US Senators remind Granger special authorised flights allowed

Former President David Granger and Opposition Leader Joseph Harmon
Caretaker President David Granger and CEO of the COVID-19 Task Force

Five top-tanking Senators from both the Republican and Democratic in the United States of America have called on caretaker President David Granger to allow International Observers from the Carter Center and the International Republican Institute (IRI) to return to Guyana to observe the ongoing national recount.

The caretaker Government has come under fire recently for not granting the necessary approval for the Observers to return, citing COVID-19 concerns. But it has granted approval for some six to eight flights since the airport was closed to international traffic, to oil giant, ExxonMobil, to fly in its workers.

In a letter to caretaker President Granger, which was also signed by the Chair of the Senate Foreign Relations Committee, Sen James E. Risch, the Senators called directly on Granger to allow the Carter Center and other international observers to monitor the recount exercise of the March 2 Regional and General Elections to confirm the integrity of the process.

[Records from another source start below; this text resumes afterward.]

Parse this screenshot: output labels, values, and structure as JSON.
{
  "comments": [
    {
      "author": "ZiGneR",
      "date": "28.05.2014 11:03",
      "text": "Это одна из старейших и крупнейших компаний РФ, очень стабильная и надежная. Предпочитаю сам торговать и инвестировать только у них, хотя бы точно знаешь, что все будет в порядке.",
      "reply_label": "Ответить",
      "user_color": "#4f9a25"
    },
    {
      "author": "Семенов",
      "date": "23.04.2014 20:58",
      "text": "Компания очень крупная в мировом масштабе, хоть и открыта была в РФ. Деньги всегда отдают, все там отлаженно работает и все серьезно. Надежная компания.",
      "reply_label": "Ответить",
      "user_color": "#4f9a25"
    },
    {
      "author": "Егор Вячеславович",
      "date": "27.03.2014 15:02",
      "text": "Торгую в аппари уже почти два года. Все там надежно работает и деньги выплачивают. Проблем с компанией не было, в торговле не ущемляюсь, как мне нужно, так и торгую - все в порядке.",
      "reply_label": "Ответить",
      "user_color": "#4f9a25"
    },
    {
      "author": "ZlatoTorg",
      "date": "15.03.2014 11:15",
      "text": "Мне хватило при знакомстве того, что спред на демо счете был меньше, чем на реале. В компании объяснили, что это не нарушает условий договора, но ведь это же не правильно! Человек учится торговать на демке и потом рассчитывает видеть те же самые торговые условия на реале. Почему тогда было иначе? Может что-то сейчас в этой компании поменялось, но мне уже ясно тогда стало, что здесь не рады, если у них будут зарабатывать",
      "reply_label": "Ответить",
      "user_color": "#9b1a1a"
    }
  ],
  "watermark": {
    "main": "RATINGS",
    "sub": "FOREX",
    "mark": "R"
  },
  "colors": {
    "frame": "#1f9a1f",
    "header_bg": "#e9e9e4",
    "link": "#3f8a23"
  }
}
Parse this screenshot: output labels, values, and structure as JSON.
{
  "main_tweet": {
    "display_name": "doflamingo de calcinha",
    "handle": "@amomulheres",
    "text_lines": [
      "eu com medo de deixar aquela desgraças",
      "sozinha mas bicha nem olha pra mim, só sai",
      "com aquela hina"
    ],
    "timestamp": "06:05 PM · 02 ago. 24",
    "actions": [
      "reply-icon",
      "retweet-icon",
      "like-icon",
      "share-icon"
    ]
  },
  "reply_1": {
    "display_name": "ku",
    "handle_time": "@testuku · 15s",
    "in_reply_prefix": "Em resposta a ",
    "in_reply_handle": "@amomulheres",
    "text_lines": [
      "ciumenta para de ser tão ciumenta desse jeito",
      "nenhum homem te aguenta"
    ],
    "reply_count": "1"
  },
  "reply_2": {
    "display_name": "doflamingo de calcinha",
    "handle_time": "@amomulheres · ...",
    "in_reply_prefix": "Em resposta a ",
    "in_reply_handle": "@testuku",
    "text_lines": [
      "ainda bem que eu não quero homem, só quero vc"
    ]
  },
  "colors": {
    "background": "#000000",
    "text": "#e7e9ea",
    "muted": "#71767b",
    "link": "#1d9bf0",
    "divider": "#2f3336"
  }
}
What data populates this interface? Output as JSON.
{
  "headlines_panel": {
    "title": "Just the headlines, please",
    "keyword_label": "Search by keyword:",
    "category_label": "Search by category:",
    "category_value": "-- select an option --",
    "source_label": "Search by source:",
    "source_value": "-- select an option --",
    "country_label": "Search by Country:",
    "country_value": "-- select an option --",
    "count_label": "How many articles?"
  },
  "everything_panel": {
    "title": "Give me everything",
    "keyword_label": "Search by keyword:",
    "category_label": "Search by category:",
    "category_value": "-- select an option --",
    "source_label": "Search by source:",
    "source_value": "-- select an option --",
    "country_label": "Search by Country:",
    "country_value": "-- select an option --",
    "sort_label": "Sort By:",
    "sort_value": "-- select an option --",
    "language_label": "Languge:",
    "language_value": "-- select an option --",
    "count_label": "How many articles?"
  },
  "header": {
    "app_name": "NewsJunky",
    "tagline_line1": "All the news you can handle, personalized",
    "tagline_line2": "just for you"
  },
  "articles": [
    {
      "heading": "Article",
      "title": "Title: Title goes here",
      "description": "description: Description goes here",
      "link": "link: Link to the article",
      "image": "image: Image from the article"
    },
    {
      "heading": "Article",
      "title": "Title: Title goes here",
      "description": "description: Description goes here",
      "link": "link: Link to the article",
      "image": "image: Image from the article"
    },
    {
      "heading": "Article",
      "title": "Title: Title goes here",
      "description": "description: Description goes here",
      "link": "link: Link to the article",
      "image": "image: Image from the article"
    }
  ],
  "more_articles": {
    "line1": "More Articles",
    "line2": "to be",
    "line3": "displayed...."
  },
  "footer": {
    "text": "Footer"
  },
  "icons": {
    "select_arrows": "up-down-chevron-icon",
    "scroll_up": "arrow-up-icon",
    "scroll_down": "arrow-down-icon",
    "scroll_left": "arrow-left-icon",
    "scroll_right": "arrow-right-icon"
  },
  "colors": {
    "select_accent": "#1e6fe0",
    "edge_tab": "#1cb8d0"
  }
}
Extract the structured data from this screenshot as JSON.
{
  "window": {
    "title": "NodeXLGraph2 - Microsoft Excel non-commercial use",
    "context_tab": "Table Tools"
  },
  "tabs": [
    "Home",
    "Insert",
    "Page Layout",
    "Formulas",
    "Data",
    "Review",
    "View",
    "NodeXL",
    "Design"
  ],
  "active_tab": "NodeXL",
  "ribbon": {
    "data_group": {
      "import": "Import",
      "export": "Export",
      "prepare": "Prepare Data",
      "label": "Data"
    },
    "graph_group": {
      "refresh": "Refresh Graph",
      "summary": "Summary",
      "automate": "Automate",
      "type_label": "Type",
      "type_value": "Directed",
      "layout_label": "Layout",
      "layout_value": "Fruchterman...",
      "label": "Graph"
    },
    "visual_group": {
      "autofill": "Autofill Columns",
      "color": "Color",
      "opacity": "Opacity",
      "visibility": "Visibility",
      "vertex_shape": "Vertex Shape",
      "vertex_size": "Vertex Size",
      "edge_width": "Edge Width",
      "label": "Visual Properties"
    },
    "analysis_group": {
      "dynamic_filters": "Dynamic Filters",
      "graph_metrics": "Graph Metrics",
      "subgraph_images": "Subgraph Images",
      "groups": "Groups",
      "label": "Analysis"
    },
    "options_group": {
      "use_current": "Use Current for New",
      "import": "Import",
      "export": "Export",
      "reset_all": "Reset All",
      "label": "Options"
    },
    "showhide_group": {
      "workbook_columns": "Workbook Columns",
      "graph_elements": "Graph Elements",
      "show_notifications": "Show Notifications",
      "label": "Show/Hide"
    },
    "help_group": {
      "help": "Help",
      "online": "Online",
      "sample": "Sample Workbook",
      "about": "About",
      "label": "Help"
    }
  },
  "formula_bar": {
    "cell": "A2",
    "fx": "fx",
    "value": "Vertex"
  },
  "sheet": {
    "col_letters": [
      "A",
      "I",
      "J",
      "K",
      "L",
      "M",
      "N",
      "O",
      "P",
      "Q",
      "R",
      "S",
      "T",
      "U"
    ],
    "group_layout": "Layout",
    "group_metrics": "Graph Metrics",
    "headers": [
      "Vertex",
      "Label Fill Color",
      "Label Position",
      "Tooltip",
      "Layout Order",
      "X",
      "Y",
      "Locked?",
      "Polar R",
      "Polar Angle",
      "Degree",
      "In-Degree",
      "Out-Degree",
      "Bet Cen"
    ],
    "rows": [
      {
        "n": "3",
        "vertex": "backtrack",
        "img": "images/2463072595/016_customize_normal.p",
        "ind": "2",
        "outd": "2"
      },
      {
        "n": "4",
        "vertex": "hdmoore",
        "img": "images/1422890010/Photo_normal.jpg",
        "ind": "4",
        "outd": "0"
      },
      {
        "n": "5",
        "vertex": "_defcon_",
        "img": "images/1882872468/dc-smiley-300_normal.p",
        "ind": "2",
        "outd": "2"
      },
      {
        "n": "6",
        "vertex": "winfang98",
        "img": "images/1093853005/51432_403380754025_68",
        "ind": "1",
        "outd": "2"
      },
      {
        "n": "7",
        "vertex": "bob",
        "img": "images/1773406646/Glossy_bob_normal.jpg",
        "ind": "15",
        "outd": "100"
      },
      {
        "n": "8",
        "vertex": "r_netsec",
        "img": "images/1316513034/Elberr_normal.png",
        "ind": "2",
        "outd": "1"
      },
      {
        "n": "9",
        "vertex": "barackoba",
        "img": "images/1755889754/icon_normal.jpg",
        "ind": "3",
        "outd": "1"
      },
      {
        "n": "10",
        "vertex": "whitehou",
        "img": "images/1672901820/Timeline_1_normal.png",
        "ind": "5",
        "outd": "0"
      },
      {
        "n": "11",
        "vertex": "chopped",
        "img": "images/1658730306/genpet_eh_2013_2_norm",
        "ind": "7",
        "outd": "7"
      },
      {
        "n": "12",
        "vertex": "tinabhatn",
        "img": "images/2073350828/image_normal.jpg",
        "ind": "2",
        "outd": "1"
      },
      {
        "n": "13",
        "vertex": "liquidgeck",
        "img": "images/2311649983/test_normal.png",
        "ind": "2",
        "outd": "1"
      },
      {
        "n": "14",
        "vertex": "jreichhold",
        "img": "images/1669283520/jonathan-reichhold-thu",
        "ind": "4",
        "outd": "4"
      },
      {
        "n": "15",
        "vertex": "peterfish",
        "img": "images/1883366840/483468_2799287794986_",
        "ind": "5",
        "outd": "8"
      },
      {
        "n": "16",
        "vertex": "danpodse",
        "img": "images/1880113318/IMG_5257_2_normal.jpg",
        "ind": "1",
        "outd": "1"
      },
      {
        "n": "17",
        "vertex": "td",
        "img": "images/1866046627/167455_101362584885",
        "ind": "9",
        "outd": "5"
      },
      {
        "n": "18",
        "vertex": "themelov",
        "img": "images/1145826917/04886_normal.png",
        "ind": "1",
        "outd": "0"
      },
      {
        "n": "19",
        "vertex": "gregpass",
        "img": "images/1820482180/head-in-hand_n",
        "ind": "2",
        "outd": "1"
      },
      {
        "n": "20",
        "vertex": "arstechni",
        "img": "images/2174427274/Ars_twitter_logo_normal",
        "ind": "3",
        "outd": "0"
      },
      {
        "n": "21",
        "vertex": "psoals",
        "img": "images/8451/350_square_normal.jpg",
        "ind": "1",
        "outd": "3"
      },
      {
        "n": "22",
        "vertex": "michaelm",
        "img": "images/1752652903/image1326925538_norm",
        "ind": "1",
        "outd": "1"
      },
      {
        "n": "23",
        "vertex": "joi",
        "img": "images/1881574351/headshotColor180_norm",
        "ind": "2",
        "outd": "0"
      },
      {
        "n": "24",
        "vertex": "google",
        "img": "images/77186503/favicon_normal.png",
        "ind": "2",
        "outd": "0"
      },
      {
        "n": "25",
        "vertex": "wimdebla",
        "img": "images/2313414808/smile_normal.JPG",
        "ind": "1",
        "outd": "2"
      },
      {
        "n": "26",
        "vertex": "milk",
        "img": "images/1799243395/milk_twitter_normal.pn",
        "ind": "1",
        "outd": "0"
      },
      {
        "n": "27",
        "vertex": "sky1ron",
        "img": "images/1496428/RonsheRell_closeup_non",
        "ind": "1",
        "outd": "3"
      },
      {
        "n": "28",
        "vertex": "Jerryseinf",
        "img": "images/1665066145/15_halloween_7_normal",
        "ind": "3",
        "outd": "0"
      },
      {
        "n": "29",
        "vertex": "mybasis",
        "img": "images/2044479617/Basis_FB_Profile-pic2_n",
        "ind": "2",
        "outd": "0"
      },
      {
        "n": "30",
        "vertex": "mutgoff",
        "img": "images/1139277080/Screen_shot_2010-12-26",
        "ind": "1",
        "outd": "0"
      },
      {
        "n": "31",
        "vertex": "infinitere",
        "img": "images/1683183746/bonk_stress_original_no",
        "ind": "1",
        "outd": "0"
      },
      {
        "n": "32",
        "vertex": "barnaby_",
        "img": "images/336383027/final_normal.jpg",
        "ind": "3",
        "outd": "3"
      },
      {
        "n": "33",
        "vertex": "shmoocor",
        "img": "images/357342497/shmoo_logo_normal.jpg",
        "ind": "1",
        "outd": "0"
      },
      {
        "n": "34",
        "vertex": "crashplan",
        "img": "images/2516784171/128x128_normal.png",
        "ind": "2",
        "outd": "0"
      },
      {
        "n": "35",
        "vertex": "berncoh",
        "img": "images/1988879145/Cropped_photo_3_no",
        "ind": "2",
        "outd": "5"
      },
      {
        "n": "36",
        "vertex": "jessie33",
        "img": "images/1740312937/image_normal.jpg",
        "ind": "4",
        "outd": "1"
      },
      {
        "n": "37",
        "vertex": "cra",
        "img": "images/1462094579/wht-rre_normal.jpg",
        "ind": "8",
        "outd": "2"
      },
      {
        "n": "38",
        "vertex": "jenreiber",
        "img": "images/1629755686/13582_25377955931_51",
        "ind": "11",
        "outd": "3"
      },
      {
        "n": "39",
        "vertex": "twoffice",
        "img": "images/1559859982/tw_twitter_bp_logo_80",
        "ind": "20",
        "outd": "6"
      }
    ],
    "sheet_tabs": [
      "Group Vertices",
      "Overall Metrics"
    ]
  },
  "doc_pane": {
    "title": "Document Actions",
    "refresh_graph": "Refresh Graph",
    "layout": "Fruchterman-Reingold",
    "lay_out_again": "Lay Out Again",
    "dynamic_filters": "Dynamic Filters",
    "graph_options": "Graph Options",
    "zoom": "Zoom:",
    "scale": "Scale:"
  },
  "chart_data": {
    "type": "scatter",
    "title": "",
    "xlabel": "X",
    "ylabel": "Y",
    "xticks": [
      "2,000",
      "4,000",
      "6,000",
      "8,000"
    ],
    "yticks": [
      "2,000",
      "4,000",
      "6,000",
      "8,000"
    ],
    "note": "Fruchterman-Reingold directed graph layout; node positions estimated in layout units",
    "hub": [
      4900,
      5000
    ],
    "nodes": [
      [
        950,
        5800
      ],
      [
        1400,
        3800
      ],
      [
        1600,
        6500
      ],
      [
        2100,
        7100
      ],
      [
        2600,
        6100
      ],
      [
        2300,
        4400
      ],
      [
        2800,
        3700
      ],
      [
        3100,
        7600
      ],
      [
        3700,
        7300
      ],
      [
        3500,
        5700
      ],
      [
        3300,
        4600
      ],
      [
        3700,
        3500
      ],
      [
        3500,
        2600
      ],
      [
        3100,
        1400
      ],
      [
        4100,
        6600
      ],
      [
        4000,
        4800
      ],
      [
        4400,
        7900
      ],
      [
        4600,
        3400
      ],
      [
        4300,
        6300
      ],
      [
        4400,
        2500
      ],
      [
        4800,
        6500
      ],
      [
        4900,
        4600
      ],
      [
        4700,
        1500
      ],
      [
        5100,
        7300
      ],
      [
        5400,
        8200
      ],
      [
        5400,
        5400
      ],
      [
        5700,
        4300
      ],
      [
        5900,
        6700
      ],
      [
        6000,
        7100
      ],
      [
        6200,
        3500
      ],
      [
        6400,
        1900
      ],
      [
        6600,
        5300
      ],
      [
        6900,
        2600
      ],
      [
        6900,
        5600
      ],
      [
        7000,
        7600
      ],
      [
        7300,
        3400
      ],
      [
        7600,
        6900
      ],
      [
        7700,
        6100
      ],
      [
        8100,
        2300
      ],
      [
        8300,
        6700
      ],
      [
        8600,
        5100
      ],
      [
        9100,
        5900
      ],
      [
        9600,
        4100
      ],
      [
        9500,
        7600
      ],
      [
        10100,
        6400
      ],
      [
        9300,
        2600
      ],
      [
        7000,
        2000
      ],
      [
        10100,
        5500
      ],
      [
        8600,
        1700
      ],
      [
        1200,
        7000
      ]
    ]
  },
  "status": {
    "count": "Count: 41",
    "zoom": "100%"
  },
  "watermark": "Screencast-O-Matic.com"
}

“While we recognize that Guyana has closed its international airport as part of its efforts to address COVID-19, we understand that your government is providing special authorization in important cases”.

“With full respect for Guyana’s public health measures, we are hopeful that you will consider the presence of additional international observers an essential step to strengthening the credibility of the recount,” the Senators added.

The Washington-based Carter Center, had confirmed that it had deployed an Observer to Miami who was prepared to travel to Georgetown, on May 4, to observe the national recount, but the official was prevented from joining the flight due to the Guyana government officials not granting the necessary clearance for travel.

In a brief statement, the Carter Center had said it continues to reach out to Guyana Government officials to understand what is required to allow its team to return to Guyana.

The Center had said that it remains committed to providing an independent assessment of Guyana’s electoral process, including the ongoing recount exercise.

It should be noted that the Carter Center is among the group of international observers that have been publicly critical of the lack of credibility of the highly contentious Region Four count that is at the centre of Guyana’s current political turmoil.

The Center, in addition to other international observer missions, had subsequently denounced the declaration of unverified results, saying they lacked credibility.